Oil steadies on hopes for U.S. stimulus agreement
Oil prices were steady in early trade on Thursday after U.S. lawmakers postponed a vote on a $2.2 trillion coronavirus stimulus aid in hopes of reaching a two-way deal, with rising infections weighing on fuel demand.
U.S. West Texas Intermediate crude futures slid 1 cent to $40.21 per barrel after gaining 2.4% on Wednesday. Brent crude futures climbed 3 cents to $42.33 per barrel following a 0.2% fall overnight.
U.S. Treasury Secretary Steven Mnuchin said that talks about COVID-19 relief legislation with House Speaker Nancy Pelosi made progress.
WTI surged on Wednesday after U.S. crude stocks and distillate inventories, including diesel and jet fuel, dropped more than expected this week.
U.S. coronavirus cases surpassed 7 million with a death toll of 206,000. Demand worries persist especially for the city of New York, where infections continue to surge.

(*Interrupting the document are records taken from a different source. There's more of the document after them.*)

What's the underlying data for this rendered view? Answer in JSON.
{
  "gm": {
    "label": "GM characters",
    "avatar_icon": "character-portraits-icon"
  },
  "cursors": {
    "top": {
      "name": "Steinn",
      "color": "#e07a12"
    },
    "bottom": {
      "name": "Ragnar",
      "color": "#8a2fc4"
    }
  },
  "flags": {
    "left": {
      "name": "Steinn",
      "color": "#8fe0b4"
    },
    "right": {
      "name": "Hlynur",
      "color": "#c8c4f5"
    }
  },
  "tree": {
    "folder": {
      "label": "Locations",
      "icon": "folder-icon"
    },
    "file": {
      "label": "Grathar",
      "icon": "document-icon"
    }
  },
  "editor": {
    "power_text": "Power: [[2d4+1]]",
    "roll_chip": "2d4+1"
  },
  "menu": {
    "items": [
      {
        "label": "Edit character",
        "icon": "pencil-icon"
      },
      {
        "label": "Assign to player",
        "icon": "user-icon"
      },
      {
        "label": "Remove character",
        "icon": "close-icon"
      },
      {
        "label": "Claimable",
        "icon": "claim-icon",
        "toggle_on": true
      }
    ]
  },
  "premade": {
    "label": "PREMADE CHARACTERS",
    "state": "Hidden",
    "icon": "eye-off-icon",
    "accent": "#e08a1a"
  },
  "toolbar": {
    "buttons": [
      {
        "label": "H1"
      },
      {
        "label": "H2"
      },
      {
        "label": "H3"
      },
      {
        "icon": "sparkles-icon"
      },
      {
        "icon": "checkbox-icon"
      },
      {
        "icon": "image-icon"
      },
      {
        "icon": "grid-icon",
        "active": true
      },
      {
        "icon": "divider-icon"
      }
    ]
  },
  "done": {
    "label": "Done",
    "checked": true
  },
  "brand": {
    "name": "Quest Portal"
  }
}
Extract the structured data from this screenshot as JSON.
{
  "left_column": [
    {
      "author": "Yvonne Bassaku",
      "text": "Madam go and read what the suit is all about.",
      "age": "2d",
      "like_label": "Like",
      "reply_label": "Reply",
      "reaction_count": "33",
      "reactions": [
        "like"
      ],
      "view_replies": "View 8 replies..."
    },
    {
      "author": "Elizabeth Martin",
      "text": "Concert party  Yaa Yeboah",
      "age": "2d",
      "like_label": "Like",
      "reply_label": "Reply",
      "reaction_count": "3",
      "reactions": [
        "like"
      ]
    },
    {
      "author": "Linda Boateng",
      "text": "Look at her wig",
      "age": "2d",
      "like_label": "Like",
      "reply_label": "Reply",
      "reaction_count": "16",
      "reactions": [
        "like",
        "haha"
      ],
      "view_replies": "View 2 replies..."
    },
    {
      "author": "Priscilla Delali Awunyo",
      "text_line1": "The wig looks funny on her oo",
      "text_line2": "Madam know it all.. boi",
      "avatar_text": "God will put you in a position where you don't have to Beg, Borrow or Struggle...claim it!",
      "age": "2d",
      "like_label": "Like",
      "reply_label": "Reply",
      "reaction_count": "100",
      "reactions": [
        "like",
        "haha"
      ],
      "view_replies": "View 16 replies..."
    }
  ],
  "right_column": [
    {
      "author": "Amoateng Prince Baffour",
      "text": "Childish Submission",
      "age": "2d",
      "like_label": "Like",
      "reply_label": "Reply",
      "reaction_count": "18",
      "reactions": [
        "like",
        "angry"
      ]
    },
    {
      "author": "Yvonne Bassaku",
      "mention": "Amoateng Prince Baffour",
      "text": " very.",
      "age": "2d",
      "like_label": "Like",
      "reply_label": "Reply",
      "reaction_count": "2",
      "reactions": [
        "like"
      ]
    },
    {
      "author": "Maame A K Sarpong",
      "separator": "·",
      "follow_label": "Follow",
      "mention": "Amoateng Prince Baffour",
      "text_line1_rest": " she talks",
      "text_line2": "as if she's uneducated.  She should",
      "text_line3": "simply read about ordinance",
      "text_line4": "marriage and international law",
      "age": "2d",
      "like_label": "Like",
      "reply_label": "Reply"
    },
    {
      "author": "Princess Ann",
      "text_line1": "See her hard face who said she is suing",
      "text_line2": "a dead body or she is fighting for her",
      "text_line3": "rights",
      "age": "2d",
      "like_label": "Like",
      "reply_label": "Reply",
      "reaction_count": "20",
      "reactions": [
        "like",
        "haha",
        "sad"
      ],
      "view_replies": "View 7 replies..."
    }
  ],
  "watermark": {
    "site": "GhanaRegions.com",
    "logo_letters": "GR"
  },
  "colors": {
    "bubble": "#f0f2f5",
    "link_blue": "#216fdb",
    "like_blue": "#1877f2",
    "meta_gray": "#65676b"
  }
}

Growing supply from OPEC also weighed on the market, with production rising by 160,000 bpd month-on-month in September as Libyan installations reopened and Iran’s exports increased.